Singer-songwriter Vern Gosdin, who achieved mainstream country success in the ’80s with hits such as “Set ’Em Up Joe” and “Chiseled in Stone,” died late Tuesday (April 28) at a Nashville hospital at age 74. Gosdin, who was often referred to as “the Voice,” reportedly suffered a stroke several weeks ago.

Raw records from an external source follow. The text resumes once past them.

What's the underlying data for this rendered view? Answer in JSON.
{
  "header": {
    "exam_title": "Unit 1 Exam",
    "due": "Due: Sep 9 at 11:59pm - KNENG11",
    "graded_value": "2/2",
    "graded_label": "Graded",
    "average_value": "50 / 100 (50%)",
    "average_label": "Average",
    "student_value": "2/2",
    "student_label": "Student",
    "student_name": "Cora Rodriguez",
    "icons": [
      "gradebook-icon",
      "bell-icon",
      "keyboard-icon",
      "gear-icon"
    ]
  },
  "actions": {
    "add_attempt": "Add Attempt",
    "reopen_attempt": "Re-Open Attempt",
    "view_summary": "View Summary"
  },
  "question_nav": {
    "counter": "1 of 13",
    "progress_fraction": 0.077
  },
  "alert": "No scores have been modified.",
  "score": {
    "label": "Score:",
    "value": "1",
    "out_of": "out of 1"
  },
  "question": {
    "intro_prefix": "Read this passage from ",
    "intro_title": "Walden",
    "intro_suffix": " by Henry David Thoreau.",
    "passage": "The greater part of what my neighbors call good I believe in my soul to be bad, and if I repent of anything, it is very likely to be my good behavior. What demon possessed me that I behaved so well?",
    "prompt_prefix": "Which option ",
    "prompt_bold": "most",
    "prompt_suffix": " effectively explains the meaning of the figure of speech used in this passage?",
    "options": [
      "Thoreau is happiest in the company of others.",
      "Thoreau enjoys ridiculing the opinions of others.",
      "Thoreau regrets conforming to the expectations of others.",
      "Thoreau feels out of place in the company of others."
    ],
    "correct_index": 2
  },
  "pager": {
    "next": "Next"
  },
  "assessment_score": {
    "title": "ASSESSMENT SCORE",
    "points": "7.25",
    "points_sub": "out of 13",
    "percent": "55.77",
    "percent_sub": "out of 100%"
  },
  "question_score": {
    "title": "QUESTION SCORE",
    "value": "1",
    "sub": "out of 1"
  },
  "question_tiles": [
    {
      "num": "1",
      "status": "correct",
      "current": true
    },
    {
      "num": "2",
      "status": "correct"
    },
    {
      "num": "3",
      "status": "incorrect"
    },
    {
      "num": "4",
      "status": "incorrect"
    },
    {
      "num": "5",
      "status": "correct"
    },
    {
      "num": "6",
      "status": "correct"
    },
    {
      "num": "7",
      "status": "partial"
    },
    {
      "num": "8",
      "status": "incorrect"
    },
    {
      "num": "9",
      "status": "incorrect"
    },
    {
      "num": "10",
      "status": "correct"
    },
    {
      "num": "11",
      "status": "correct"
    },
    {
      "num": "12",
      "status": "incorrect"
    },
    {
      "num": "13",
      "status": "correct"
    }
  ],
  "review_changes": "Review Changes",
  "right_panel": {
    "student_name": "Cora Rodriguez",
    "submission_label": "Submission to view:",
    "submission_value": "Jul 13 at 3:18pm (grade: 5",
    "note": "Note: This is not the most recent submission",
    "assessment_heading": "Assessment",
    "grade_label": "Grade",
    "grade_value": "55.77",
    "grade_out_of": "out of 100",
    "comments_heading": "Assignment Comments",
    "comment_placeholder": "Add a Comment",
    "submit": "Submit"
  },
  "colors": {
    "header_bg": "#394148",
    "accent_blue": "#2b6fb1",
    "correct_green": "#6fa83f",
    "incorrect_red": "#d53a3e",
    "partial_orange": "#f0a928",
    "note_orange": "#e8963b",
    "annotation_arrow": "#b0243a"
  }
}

Born in Woodland, Ala., he had already achieved success with his brother, Rex, as the Gosdin Brothers before launching his solo career. As a teenager, his family hosted The Gosdin Family Gospel Show on a radio station in Birmingham, Ala. Vern and Rex Gosdin moved to the Los Angeles area in 1961 and began performing in a bluegrass group, the Golden State Boys. The band evolved into another bluegrass group, the Hillmen, featuring Chris Hillman, who later became a founding member of the Byrds, the Flying Burrito Brothers and the Desert Rose Band. With the demise of the Hillmen, the Gosdin Brothers scored one country hit, “Hangin’ On,” which peaked at No. 37 on the Billboard chart in 1967. Rex Gosdin died in 1983.
In the early ’70s, Vern Gosdin moved to Atlanta, where he ran a retail store, but he continued to perform in area clubs. Emmylou Harris, who knew him from their days in California, teamed with Gosdin to record a demo single featuring two songs — a remake of “Hangin’ On” and a new one, “Yesterday’s Gone.” The demo resulted in Gosdin’s contract with Elektra Records. “Yesterday’s Gone” became his first single for the label and reached No. 9 on the country chart in 1977.
During the late ’70s and early ’80s, Gosdin charted other Top 10 singles for the Elektra, Ovation and AMI labels before scoring his first No. 1 hit in 1984 with “I Can Tell by the Way You Dance (You’re Gonna Love Me Tonight),” written by Sandy Pinkard and Rob Strandlund. After moving to Columbia Records in the late ’80s, he quickly scored a series of Top 10 singles with songs he co-wrote, including “Do You Believe Me Now,” “Chiseled in Stone,” “Who You Gonna Blame It On This Time” and “That Just About Does It.” His recordings of two other original songs from that era — “Set’ Em Up Joe” and “I’m Still Crazy” reached No. 1. Gosdin’s last Top 10 singles were released in 1990 — “Right in the Wrong Direction” and “Is It Raining at Your House.”
In 1989, Gosdin and one of his longtime songwriting collaborators, Max D. Barnes, shared a CMA Award for song of the year for “Chiseled in Stone.” George Strait enjoyed a Top 10 hit in 1997 with “Today My World Slipped Away,” a song Gosdin co-wrote with Mark Wright. It had been a Top 10 single for Gosdin in 1982.